EXTRACTED INFORMATION:
----------------

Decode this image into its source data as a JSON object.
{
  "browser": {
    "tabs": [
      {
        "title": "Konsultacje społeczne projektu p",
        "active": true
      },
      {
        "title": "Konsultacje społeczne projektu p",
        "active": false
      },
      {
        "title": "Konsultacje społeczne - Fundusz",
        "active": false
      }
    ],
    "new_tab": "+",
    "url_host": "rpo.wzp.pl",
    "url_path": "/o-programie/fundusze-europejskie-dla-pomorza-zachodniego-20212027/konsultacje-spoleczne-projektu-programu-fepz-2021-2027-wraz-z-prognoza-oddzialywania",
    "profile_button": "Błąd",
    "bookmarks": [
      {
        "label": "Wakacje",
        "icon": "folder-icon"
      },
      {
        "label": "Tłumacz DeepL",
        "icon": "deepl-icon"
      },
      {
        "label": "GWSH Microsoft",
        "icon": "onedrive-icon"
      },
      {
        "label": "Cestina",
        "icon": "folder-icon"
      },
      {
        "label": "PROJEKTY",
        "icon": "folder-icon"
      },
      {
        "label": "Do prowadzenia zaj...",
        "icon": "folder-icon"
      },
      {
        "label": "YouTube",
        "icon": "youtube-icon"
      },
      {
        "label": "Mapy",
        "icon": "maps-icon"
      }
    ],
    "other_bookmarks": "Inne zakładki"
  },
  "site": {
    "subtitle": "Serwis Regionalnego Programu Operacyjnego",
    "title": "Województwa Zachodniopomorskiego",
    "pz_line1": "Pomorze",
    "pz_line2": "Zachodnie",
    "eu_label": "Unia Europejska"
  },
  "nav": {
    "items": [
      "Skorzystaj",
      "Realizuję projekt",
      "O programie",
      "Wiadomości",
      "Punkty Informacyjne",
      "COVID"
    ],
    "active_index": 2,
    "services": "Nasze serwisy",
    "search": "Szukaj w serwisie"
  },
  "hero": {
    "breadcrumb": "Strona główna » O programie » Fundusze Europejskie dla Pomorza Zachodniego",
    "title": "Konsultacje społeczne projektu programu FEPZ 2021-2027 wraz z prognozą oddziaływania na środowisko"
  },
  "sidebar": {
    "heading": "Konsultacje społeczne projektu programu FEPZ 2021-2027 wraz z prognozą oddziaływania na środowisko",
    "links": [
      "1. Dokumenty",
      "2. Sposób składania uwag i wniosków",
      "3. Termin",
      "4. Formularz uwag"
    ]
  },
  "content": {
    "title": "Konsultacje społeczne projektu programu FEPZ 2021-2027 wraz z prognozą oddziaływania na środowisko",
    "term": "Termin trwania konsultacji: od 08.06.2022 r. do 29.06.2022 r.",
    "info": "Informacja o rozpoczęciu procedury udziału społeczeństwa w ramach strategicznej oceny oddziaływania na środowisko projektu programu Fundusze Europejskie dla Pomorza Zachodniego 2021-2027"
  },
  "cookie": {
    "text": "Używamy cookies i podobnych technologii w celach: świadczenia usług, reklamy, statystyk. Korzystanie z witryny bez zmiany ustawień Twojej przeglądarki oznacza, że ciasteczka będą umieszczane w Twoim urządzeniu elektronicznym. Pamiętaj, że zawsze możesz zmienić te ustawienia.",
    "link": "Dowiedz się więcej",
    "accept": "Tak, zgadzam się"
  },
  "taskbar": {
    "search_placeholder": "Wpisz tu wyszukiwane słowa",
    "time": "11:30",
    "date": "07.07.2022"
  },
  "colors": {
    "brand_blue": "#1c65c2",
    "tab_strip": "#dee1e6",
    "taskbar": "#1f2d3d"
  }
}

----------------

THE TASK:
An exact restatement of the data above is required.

RESULT OF THIS TASK:
Decode this image into its source data as a JSON object.
{
  "browser": {
    "tabs": [
      {
        "title": "Konsultacje społeczne projektu p",
        "active": true
      },
      {
        "title": "Konsultacje społeczne projektu p",
        "active": false
      },
      {
        "title": "Konsultacje społeczne - Fundusz",
        "active": false
      }
    ],
    "new_tab": "+",
    "url_host": "rpo.wzp.pl",
    "url_path": "/o-programie/fundusze-europejskie-dla-pomorza-zachodniego-20212027/konsultacje-spoleczne-projektu-programu-fepz-2021-2027-wraz-z-prognoza-oddzialywania",
    "profile_button": "Błąd",
    "bookmarks": [
      {
        "label": "Wakacje",
        "icon": "folder-icon"
      },
      {
        "label": "Tłumacz DeepL",
        "icon": "deepl-icon"
      },
      {
        "label": "GWSH Microsoft",
        "icon": "onedrive-icon"
      },
      {
        "label": "Cestina",
        "icon": "folder-icon"
      },
      {
        "label": "PROJEKTY",
        "icon": "folder-icon"
      },
      {
        "label": "Do prowadzenia zaj...",
        "icon": "folder-icon"
      },
      {
        "label": "YouTube",
        "icon": "youtube-icon"
      },
      {
        "label": "Mapy",
        "icon": "maps-icon"
      }
    ],
    "other_bookmarks": "Inne zakładki"
  },
  "site": {
    "subtitle": "Serwis Regionalnego Programu Operacyjnego",
    "title": "Województwa Zachodniopomorskiego",
    "pz_line1": "Pomorze",
    "pz_line2": "Zachodnie",
    "eu_label": "Unia Europejska"
  },
  "nav": {
    "items": [
      "Skorzystaj",
      "Realizuję projekt",
      "O programie",
      "Wiadomości",
      "Punkty Informacyjne",
      "COVID"
    ],
    "active_index": 2,
    "services": "Nasze serwisy",
    "search": "Szukaj w serwisie"
  },
  "hero": {
    "breadcrumb": "Strona główna » O programie » Fundusze Europejskie dla Pomorza Zachodniego",
    "title": "Konsultacje społeczne projektu programu FEPZ 2021-2027 wraz z prognozą oddziaływania na środowisko"
  },
  "sidebar": {
    "heading": "Konsultacje społeczne projektu programu FEPZ 2021-2027 wraz z prognozą oddziaływania na środowisko",
    "links": [
      "1. Dokumenty",
      "2. Sposób składania uwag i wniosków",
      "3. Termin",
      "4. Formularz uwag"
    ]
  },
  "content": {
    "title": "Konsultacje społeczne projektu programu FEPZ 2021-2027 wraz z prognozą oddziaływania na środowisko",
    "term": "Termin trwania konsultacji: od 08.06.2022 r. do 29.06.2022 r.",
    "info": "Informacja o rozpoczęciu procedury udziału społeczeństwa w ramach strategicznej oceny oddziaływania na środowisko projektu programu Fundusze Europejskie dla Pomorza Zachodniego 2021-2027"
  },
  "cookie": {
    "text": "Używamy cookies i podobnych technologii w celach: świadczenia usług, reklamy, statystyk. Korzystanie z witryny bez zmiany ustawień Twojej przeglądarki oznacza, że ciasteczka będą umieszczane w Twoim urządzeniu elektronicznym. Pamiętaj, że zawsze możesz zmienić te ustawienia.",
    "link": "Dowiedz się więcej",
    "accept": "Tak, zgadzam się"
  },
  "taskbar": {
    "search_placeholder": "Wpisz tu wyszukiwane słowa",
    "time": "11:30",
    "date": "07.07.2022"
  },
  "colors": {
    "brand_blue": "#1c65c2",
    "tab_strip": "#dee1e6",
    "taskbar": "#1f2d3d"
  }
}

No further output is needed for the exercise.